Barnes & Noble Gains on Founder’s Retail Buyout PlanMatt Townsend and Cotten Timberlake
Barnes & Noble Inc. gained after Chairman Leonard Riggio said he will offer to buy the stores and website of the chain he founded more than 40 years ago as it struggles to navigate the rising popularity of digital books.
Barnes & Noble jumped 11 percent to $15.06 at the close in New York for the biggest one-day gain since Oct. 31. The shares had increased 9.1 percent in the 12 months through Feb. 22, compared with a 12 percent increase for the Standard & Poor’s 500 Index.
The price would be negotiated with the board, and the buyout would be funded primarily with cash, Riggio said today in a filing with the U.S. Securities and Exchange Commission. The proposal would exclude Barnes & Noble’s Nook and college businesses, he said. Riggio, the company’s largest holder with about 30 percent of the stock, declined to comment beyond the filing, according to a company spokeswoman.
If successful, Riggio would leave a public company composed of a college unit that runs bookstores for universities and a digital division that sells tablets and digital content. In October, the company placed the units in a subsidiary called Nook Media. Even with the college division’s profit, that combination had an operating loss of about $138 million in the three quarters through Oct. 27 because of the high costs of building Nook devices.
Lowered Nook Forecast
The company also lowered expectations for its new subsidiary earlier this month when it said operating losses will be wider for Nook Media in the fiscal year ending in April and sales wouldn’t reach a previous forecast of $3 billion.
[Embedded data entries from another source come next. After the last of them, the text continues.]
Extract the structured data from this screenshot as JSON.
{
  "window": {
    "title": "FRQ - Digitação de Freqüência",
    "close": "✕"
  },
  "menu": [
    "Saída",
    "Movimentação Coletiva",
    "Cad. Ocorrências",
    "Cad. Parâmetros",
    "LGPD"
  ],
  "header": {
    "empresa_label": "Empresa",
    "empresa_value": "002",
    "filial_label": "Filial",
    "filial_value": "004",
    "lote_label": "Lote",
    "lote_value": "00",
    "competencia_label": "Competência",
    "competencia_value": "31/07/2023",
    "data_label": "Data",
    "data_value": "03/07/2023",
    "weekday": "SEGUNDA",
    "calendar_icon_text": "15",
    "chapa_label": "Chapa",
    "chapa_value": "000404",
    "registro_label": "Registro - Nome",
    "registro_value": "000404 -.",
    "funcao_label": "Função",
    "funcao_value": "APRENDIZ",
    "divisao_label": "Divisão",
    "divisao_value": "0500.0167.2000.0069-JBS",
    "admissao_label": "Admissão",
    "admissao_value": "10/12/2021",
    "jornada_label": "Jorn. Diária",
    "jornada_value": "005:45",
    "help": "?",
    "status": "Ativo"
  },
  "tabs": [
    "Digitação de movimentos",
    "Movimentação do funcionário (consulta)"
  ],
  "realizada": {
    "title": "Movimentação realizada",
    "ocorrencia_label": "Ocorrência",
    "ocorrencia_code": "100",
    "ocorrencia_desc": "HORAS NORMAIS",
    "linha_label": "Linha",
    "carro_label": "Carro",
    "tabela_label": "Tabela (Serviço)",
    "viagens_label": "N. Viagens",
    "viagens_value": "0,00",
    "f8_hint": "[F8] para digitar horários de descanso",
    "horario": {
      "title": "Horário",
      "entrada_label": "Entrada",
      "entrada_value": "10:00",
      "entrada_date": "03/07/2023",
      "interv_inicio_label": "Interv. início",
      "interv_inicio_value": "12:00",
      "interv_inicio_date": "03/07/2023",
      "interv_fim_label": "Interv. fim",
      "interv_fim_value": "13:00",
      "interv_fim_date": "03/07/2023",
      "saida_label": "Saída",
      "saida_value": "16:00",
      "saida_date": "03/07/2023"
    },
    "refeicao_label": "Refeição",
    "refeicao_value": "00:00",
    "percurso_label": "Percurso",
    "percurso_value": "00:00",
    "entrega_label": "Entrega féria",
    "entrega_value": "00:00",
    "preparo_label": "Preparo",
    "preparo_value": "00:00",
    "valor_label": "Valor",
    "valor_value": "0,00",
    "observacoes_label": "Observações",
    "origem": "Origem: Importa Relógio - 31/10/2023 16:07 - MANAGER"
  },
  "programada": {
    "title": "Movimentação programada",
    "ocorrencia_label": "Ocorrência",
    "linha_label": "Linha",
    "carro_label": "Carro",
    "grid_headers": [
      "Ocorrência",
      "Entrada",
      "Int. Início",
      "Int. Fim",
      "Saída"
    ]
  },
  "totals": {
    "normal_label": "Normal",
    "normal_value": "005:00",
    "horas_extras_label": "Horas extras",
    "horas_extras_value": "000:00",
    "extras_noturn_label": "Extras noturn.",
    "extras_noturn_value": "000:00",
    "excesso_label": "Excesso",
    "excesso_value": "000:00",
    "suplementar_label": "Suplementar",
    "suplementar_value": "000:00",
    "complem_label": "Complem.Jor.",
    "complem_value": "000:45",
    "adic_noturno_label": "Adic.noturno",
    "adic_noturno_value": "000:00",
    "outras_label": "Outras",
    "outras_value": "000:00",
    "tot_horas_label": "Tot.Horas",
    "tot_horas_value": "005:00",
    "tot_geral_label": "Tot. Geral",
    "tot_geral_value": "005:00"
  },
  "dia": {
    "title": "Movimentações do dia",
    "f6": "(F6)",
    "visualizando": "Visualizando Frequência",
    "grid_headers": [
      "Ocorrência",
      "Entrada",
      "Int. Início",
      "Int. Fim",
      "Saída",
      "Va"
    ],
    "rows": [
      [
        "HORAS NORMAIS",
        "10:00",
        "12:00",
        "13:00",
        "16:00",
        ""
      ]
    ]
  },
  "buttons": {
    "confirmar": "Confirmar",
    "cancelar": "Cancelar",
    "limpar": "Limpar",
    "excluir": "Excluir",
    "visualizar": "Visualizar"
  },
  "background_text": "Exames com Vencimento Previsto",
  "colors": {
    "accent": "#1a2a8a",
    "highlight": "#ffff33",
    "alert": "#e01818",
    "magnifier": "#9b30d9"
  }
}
Barnes & Noble is scheduled to report third-quarter results on Feb. 28.
Meanwhile, Barnes & Noble has been fighting to reverse two years of net losses as readers spend less at stores and transition to digital books. The company has been sacrificing profits to invest in building e-readers and tablets to gain a foothold in the e-book market.
While it has made headway on the digital front, revenue from the Nook division, which includes devices, accessories and content, fell 13 percent to $311 million during the holiday shopping season amid increased competition from devices from Amazon.com Inc. and Apple Inc. Sales slid at its stores during that period too.
Barnes & Noble confirmed it had received notice of Riggio’s intentions and said in a statement today that a committee of independent directors David G. Golden, David A. Wilson and Patricia L. Higgins will oversee the evaluation of the proposal and the negotiation of any transaction.
Peter J. Solomon
Riggio, 71, told the board of his interest without starting a formal process, a person familiar with the matter told Bloomberg yesterday. Riggio is working with boutique investment bank Peter J. Solomon Co., said the person, who asked not to be identified because the matter was private.
“He knows the book business like the back of his hand,” David Strasser, an analyst with Janney Montgomery Scott LLC in New York, said in an e-mail today. Barnes & Noble “could be a private company with cash flows. Turns out lots of people like books still. Nook is tougher and needs funding. E-readers have also hit a kind of wall at current penetration.”
Strasser recommends buying the shares.
The move comes after the company said in January 2012 that it would explore ways to unlock the value of the Nook. In March, the company hired Michael Huseby, who had experience spinning off companies at Cablevision Systems Corp., as chief financial officer.
In April, Microsoft Corp. announced a $300 million investment in a new subsidiary, later dubbed Nook Media, that combined the tablet and digital content unit with a chain of college bookstores.
Microsoft’s 18 percent stake valued Nook Media at $1.7 billion. Publisher Pearson Plc then announced an investment of $89.5 million on Dec. 28 in the unit, which gave Nook Media a valuation of $1.79 billion.
Barnes & Noble’s 689 consumer bookstores generated $996 million in sales during the quarter ended in Oct. 27. The collegiate unit had $773 million in sales during the quarter, while the Nook-making technology unit posted $160 million in revenue.
The bookstore business may be valued at about $484.5 million, David Schick, an analyst with Stifel Financial Corp. in Baltimore, estimated in a note to clients today. The entire company may be worth roughly $2.3 billion, he said.
Barnes & Noble is scheduled to report fiscal third-quarter results on Feb. 28.
Riggio opened the Student Book Exchange in Manhattan’s Greenwich Village in 1965 and acquired Barnes & Noble’s name and flagship bookstore in the 1970s, according to the company’s website.
Evercore Partners Inc. is serving as the board committee’s financial adviser, and Paul, Weiss, Rifkind, Wharton & Garrison LLP is providing legal advice, Barnes & Noble said.